"WASHINGTON — Last summer, as torrential rains flooded Pakistan, a veteran intelligence analyst watched closely from his desk at CIA headquarters just outside the capital.
For the analyst, who heads the CIA's year-old Center on Climate Change and National Security, the worst natural disaster in Pakistan's history was a warning.
'It has the exact same symptoms you would see for future climate change events, and we're expecting to see more of them,' he said later, agreeing to talk only if his name were not revealed, for security reasons. 'We wanted to know: What are the conditions that lead to a situation like the Pakistan flooding? What are the important things for water flows, food security … radicalization, disease' and displaced people?

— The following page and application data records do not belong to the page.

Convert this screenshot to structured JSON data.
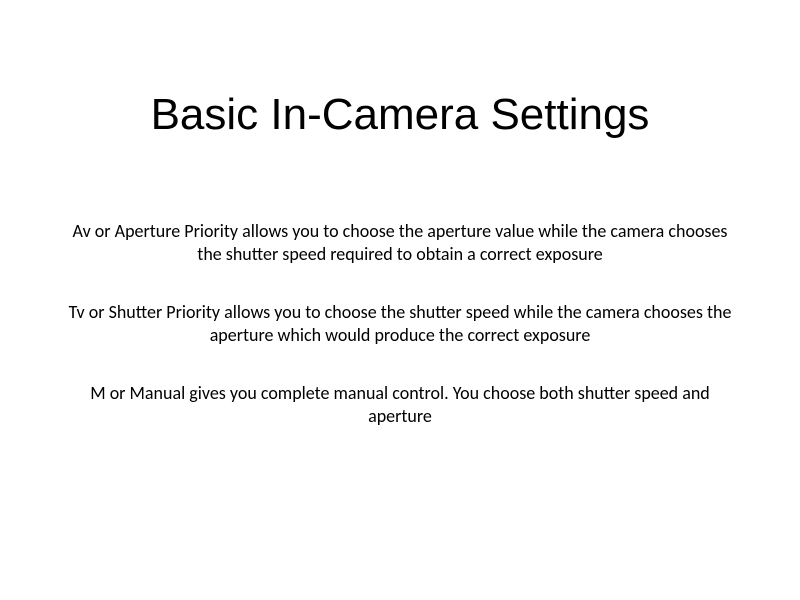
{
  "slide": {
    "title": "Basic In-Camera Settings",
    "paragraphs": [
      "Av or Aperture Priority allows you to choose the aperture value while the camera chooses the shutter speed required to obtain a correct exposure",
      "Tv or Shutter Priority allows you to choose the shutter speed while the camera chooses the aperture which would produce the correct exposure",
      "M or Manual gives you complete manual control.  You choose both shutter speed and aperture"
    ]
  }
}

As intelligence officials assess key components of state stability, they are realizing that the norms they had been operating with — such as predictable river flows and crop yields — are shifting."

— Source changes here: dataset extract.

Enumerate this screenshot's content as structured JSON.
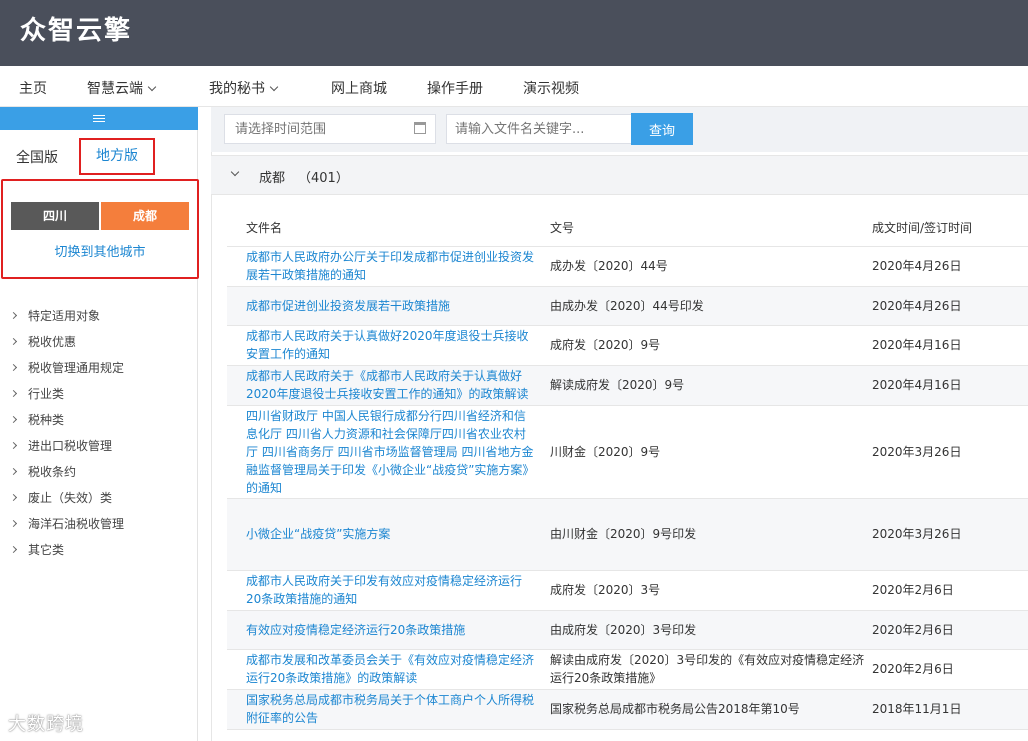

Charles Mead and Annie Snider report for the Medill National Security Reporting Project via McClatchy Newspapers January 10, 2011.